  • He helped improve the Agricultural sector, which is the backbone of Kenya‟s economy by, for instance, establishing the Nyayo Tea Zones to increase tea production.
  • He launched the District focus for rural Development (DFRD), which involved local people and the identification and implementation of projects based on the priorities of the community as a means of ensuring a balanced economic development.
  • In health, he helped expand medical facilities and services through building of Nyayo Wards across the country.

In what ways did Daniel Arap Moi promote/step up education in Kenya?

  • His reign saw the change from the 7-4-2-3 to the 8-4-4 system.
  • He helped increase the number of schools, universities and middle-level colleges by organizing Harambes to assist learning institutions.
  • He introduced the Nyayo Milk program in primary schools to ease hunger among children from poor Unfortunately, the Free milk program could not be sustained.

In what ways did Moi win international recognition? (Why did Daniel Arap Moi gain international recognition as a great leader?)

Internationally, Moi gained recognition as a great leader in the following ways:

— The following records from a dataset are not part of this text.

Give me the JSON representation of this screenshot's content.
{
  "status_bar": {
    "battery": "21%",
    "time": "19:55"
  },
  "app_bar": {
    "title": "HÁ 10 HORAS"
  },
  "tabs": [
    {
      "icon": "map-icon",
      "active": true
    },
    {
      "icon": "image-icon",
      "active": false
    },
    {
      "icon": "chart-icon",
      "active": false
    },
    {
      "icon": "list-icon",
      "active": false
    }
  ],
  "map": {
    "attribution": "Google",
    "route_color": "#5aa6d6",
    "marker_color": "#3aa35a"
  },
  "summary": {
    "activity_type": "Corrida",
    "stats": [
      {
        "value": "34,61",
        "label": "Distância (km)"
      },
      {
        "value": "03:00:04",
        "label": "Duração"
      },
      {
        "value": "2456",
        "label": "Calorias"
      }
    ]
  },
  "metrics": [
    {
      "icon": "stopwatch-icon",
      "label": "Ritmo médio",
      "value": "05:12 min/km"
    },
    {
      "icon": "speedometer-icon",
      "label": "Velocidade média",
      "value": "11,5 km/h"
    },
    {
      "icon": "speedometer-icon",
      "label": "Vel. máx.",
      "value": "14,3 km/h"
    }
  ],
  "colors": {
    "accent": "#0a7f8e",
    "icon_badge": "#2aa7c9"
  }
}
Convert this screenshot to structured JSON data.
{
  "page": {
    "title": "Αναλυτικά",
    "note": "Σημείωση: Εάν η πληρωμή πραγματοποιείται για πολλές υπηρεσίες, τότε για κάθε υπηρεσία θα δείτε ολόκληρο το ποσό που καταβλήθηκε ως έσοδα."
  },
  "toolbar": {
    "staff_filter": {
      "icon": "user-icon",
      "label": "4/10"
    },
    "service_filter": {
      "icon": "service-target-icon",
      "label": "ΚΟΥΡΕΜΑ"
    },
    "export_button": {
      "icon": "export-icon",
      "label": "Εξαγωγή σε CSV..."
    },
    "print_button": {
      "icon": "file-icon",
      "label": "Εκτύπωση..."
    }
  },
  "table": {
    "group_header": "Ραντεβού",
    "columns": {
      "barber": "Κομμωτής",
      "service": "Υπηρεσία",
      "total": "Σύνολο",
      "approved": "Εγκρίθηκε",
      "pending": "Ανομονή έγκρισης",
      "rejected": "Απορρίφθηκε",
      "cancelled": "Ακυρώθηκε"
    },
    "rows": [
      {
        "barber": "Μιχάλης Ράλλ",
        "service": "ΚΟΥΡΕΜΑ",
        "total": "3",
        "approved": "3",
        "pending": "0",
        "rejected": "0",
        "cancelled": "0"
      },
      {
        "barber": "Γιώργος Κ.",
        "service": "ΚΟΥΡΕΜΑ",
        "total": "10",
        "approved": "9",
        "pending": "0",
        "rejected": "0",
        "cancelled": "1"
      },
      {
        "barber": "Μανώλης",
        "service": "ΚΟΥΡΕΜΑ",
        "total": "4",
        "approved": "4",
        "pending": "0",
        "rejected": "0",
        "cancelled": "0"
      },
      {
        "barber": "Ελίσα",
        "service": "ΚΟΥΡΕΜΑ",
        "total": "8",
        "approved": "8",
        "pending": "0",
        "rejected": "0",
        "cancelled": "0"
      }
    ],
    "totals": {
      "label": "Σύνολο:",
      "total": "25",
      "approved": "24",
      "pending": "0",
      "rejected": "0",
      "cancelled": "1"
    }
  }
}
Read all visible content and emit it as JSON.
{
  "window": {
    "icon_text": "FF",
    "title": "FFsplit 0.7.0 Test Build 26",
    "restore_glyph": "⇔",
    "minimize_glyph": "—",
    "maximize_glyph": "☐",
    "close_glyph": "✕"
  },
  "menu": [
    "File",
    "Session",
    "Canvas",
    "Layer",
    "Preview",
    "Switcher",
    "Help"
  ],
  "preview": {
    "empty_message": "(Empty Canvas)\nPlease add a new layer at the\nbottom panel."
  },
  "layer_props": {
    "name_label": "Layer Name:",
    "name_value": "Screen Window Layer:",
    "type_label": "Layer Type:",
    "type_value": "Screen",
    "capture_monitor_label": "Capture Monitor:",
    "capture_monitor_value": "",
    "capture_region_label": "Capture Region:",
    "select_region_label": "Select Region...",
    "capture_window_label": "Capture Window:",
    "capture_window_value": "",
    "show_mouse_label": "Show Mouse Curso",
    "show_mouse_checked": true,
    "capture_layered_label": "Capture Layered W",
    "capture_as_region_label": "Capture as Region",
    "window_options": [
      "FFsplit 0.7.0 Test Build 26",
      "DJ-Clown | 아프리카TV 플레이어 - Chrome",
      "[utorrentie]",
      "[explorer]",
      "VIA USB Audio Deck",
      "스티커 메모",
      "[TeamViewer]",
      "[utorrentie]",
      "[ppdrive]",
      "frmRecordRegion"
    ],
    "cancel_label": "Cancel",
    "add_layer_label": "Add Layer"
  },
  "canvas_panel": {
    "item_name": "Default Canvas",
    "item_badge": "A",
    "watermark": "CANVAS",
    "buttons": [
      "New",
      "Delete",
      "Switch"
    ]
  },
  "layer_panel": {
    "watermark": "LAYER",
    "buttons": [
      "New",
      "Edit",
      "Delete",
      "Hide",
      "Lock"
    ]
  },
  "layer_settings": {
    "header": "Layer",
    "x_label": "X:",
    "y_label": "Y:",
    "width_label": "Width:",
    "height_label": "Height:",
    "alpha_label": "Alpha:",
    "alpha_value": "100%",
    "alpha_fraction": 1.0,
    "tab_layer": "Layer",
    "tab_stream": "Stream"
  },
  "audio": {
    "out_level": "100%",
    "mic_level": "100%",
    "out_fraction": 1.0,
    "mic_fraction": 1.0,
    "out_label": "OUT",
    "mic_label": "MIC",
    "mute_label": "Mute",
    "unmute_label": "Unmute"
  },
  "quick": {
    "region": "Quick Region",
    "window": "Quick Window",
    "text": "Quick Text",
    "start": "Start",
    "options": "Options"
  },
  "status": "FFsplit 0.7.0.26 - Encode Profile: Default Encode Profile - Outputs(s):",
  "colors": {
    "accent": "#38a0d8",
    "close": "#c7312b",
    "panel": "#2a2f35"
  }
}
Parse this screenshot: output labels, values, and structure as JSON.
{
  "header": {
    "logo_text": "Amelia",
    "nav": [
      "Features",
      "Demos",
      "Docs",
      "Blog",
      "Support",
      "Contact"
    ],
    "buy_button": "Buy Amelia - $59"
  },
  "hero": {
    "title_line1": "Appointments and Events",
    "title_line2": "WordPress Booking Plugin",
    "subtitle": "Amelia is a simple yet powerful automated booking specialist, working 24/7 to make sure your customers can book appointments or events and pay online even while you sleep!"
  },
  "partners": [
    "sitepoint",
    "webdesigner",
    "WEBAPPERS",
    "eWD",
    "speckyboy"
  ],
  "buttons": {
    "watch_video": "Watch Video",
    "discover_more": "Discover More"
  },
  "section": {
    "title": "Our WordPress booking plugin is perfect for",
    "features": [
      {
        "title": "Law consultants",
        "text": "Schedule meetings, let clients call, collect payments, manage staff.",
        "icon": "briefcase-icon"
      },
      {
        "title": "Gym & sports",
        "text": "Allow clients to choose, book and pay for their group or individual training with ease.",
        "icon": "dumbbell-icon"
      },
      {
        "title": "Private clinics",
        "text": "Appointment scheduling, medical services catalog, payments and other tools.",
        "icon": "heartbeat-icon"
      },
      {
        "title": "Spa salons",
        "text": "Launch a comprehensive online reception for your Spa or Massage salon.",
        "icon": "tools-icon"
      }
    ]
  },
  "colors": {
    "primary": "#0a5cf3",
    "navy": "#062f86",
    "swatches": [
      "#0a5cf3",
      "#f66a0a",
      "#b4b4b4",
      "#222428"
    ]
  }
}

  • He ably represented Kenyans abroad during meetings of the United nations organization, the Commonwealth of nations and the Organization of African Unity (now the African Union).
  • He opened the Kenya-Tanzania border in 1983, hence restoring East African economic cooperation after the collapse of the East African Community in 1977.
  • He helped revive the East African Cooperation in the 1990s and led Peace initiatives in East and Central Africa as well as the horn of Africa, particularly Somalia, Sudan and Ethiopia.

Explain the challenges/setbacks encountered by Daniel Arap Moi as Kenya’s President. (What problems did Daniel Arap Moi face as Kenya‟s President? Or:

Explain the factors that undermined Daniel Arap Moi‟s Presidency.)

Towards the end of Moi‟s reign, his government was increasingly unpopular due to various weaknesses such as the following:

  • Corruption, evidenced in the grabbing of public utilities and funds, e.g. the Goldenberg scandal, which involved the loss of billions of shillings from state coffers.
  • A lot of poverty in Kenya due to corruption and a weakened economy, with 50% of Kenyans living below the Poverty line at the beginning of the 21st century, forcing the government to embark on Poverty Reduction programs to alleviate (arrest) the situation.
  • Amnesty International and other groups accused the Moi regime for Human Rights violation. They cited torture, arbitrary arrest, the unsolved murder of Robert Ouko and that of Bishop Alexander Muge as well as tribal clashes among other cases.
  • Kenya was diplomatically isolated by the dorner community because of her strained relations with Sudan, Ethiopia and Uganda, which caused loss of revenue.
  • Kenya was stripped of aid by the World Bank and the International Monitory Fund.
  • The spread of HIV-AIDS.
  • The attempted coup of 1st August 1982 by junior officers of the Kenya Air force.
  • Constant criticism over governance during the One-party period, which culminated in the agitation for multipartism.
  • Opposition parties like FORD-Kenya, FORD-People, National development Party and NARC rivalled his party: KANU.
  • Natural disasters like famine (1984 and 1993) and the Elnino rains (1997), which weakened the economy.
(Visited 10 times, 1 visits today)
Share this:

Written by